Can you share any ideas you have for it?
Well, yeah. The last album was not an anti-Trump album, it was like the “how we got here” album. It kind of touched on what I was talking about with the [self-titled Surgical Meth Machine] album, how society has changed so drastically since social media because ubiquitous. And in a Black Mirror, Charlie Brooker kind of way, examining the ramifications and permutations of what that entails. Trump is the perfect byproduct of the society we’ve created…
Society is really changing, but I do actually see hope, in a very cautious way, the same way I saw hope back in the late ’60s when I was first really becoming aware of politics and the way society works… I just hope we don’t make the same mistakes that turned a social movement into the latest fashion trend. If you look back on the ’60s, we made some nominal civil rights and gender rights gains, but generally what we have to show for it is LSD and bell-bottoms and Woodstock. I’m hoping we go a little bit further this time. And I do see the new album touching on topics like that.
You wrote three albums condemning the Bush administration: Houses of the Molé, Rio Grande Blood and The Last Sucker. Is the new album going in a similar direction?
Three albums of bashing Bush… although the last one was almost like, I felt sorry for the guy as much as I felt sorry for us for having to deal with the guy. The Last Sucker was like, “We’re all suckers in this.” AmeriKKKant wasn’t completely anti-Trump. It was how we got to Trump, and I think this next album is going to be much more of a positive message of “How do we get out of Trump and keep it that way?” So I’m thinking about this in a structural sense. As far as musically, the stuff that I’ve been working on lately is far more Portishead than Motorhead (laughs.)… We’re getting a lot more into electronics again and scratching, as opposed to three chords and a cloud of dust and shouting as loud as you can through blown-out speakers. That’s certainly served its purpose for me for a while, but I think we’re getting into more heady material.
You’re starting a new tour in November.
We’re touring AmeriKKKant, and this time, we’re doing the album from top to bottom. Yeah, exactly what you hear on there is what you’re going to see live, with visuals and a light show — there’s an entire show that goes with it. And we haven’t ever really done that before, one album top to bottom. Then we’ll take a break and come back out and do what people actually come out for: to buy T-shirts and hear the old shit. They don’t want to hear the new shit. “You old fart! Quit playin’ this new stuff! Quit challenging us!” It’s like two separate shows.
Will you be featuring any songs from The Land of Rape and Honey?
Well, it would be kind of stupid of me not to. (Laughs.) I’m certain we’ll be doing “Stigmata” — which we haven’t done in over 10 years — and “Land of Rape and Honey” — which we haven’t done in over 20 years — and we’ll take it from there.
Who’s in the band now?

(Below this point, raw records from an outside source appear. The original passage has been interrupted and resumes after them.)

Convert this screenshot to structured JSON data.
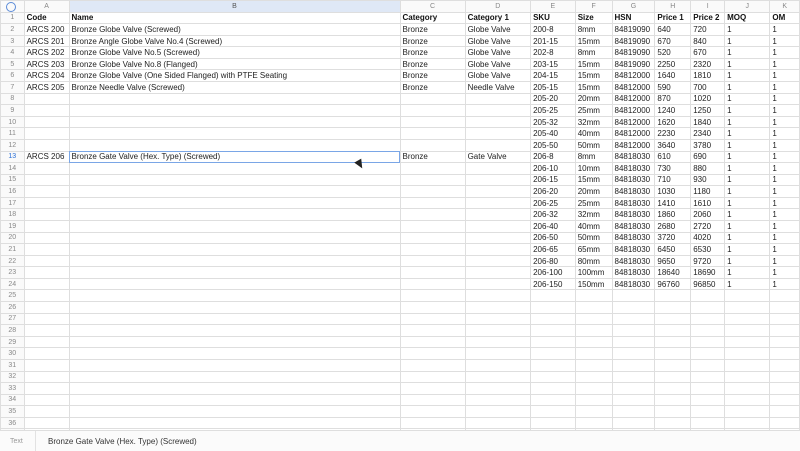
{
  "columns": [
    "A",
    "B",
    "C",
    "D",
    "E",
    "F",
    "G",
    "H",
    "I",
    "J",
    "K"
  ],
  "selected_column": "B",
  "selected_row": 13,
  "rows": [
    [
      "Code",
      "Name",
      "Category",
      "Category 1",
      "SKU",
      "Size",
      "HSN",
      "Price 1",
      "Price 2",
      "MOQ",
      "OM"
    ],
    [
      "ARCS 200",
      "Bronze Globe Valve (Screwed)",
      "Bronze",
      "Globe Valve",
      "200-8",
      "8mm",
      "84819090",
      "640",
      "720",
      "1",
      "1"
    ],
    [
      "ARCS 201",
      "Bronze Angle Globe Valve No.4 (Screwed)",
      "Bronze",
      "Globe Valve",
      "201-15",
      "15mm",
      "84819090",
      "670",
      "840",
      "1",
      "1"
    ],
    [
      "ARCS 202",
      "Bronze Globe Valve No.5 (Screwed)",
      "Bronze",
      "Globe Valve",
      "202-8",
      "8mm",
      "84819090",
      "520",
      "670",
      "1",
      "1"
    ],
    [
      "ARCS 203",
      "Bronze Globe Valve No.8 (Flanged)",
      "Bronze",
      "Globe Valve",
      "203-15",
      "15mm",
      "84819090",
      "2250",
      "2320",
      "1",
      "1"
    ],
    [
      "ARCS 204",
      "Bronze Globe Valve (One Sided Flanged) with PTFE Seating",
      "Bronze",
      "Globe Valve",
      "204-15",
      "15mm",
      "84812000",
      "1640",
      "1810",
      "1",
      "1"
    ],
    [
      "ARCS 205",
      "Bronze Needle Valve (Screwed)",
      "Bronze",
      "Needle Valve",
      "205-15",
      "15mm",
      "84812000",
      "590",
      "700",
      "1",
      "1"
    ],
    [
      "",
      "",
      "",
      "",
      "205-20",
      "20mm",
      "84812000",
      "870",
      "1020",
      "1",
      "1"
    ],
    [
      "",
      "",
      "",
      "",
      "205-25",
      "25mm",
      "84812000",
      "1240",
      "1250",
      "1",
      "1"
    ],
    [
      "",
      "",
      "",
      "",
      "205-32",
      "32mm",
      "84812000",
      "1620",
      "1840",
      "1",
      "1"
    ],
    [
      "",
      "",
      "",
      "",
      "205-40",
      "40mm",
      "84812000",
      "2230",
      "2340",
      "1",
      "1"
    ],
    [
      "",
      "",
      "",
      "",
      "205-50",
      "50mm",
      "84812000",
      "3640",
      "3780",
      "1",
      "1"
    ],
    [
      "ARCS 206",
      "Bronze Gate Valve (Hex. Type) (Screwed)",
      "Bronze",
      "Gate Valve",
      "206-8",
      "8mm",
      "84818030",
      "610",
      "690",
      "1",
      "1"
    ],
    [
      "",
      "",
      "",
      "",
      "206-10",
      "10mm",
      "84818030",
      "730",
      "880",
      "1",
      "1"
    ],
    [
      "",
      "",
      "",
      "",
      "206-15",
      "15mm",
      "84818030",
      "710",
      "930",
      "1",
      "1"
    ],
    [
      "",
      "",
      "",
      "",
      "206-20",
      "20mm",
      "84818030",
      "1030",
      "1180",
      "1",
      "1"
    ],
    [
      "",
      "",
      "",
      "",
      "206-25",
      "25mm",
      "84818030",
      "1410",
      "1610",
      "1",
      "1"
    ],
    [
      "",
      "",
      "",
      "",
      "206-32",
      "32mm",
      "84818030",
      "1860",
      "2060",
      "1",
      "1"
    ],
    [
      "",
      "",
      "",
      "",
      "206-40",
      "40mm",
      "84818030",
      "2680",
      "2720",
      "1",
      "1"
    ],
    [
      "",
      "",
      "",
      "",
      "206-50",
      "50mm",
      "84818030",
      "3720",
      "4020",
      "1",
      "1"
    ],
    [
      "",
      "",
      "",
      "",
      "206-65",
      "65mm",
      "84818030",
      "6450",
      "6530",
      "1",
      "1"
    ],
    [
      "",
      "",
      "",
      "",
      "206-80",
      "80mm",
      "84818030",
      "9650",
      "9720",
      "1",
      "1"
    ],
    [
      "",
      "",
      "",
      "",
      "206-100",
      "100mm",
      "84818030",
      "18640",
      "18690",
      "1",
      "1"
    ],
    [
      "",
      "",
      "",
      "",
      "206-150",
      "150mm",
      "84818030",
      "96760",
      "96850",
      "1",
      "1"
    ]
  ],
  "total_rows": 38,
  "formula_bar": {
    "type_label": "Text",
    "value": "Bronze Gate Valve (Hex. Type) (Screwed)"
  },
  "colors": {
    "selection_outline": "#7aa6e6",
    "header_highlight": "#dfe8f6",
    "selected_row_number": "#2a6fd6"
  }
}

DJ Swamp — oh, I have to tell you this! Me and DJ Swamp -- who worked with Beck -- worked on a remix of David Hasselhoff doing a cover of Neil Diamond’s “Sweet Caroline.” It was the most surreal project I’ve ever been involved with. I didn’t even have to take acid, and I felt like I was trippin’ balls. David Hasselhoff has a new album coming out, some originals and some covers — and for whatever reason — and this is the part that still perplexes me since I haven’t met David Hasselhoff yet — he decided I would be the perfect person to mix this. (Laughs.) So it’s like, “I’m game! I’ll take the challenge. This could be cool,” and sure enough, man, as soon as I heard it, I felt like I was on some of Timothy Leary’s best MDMA I’ve ever been on!

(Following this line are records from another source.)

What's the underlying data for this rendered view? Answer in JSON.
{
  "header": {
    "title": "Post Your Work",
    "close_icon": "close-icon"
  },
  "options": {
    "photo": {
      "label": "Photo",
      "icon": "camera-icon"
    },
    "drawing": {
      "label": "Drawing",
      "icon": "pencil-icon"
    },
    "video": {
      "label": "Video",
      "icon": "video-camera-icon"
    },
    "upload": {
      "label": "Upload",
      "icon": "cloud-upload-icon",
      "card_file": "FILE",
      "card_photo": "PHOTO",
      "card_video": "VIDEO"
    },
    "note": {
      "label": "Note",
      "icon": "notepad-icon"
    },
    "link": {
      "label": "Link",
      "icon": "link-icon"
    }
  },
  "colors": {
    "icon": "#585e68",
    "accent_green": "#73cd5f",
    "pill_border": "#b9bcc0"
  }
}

So anyway, he’s back. We have Derek Abrams on drums, John Bechdel from Killing Joke and Fear Factory on keyboards, Cesar Soto and Sin Quirin on guitars and Tony Campos on bass, and then there’s whatever it is I do. And there will be a lot going on besides. Unfortunately, with my past, I’m not able to pull pyro licenses as quickly as Rammstein, but I don’t want to end up like Michael Jackson in a Pepsi commercial: I’m fine with my dreads staying the way they are.
For a complete list of Ministry tour dates, go here.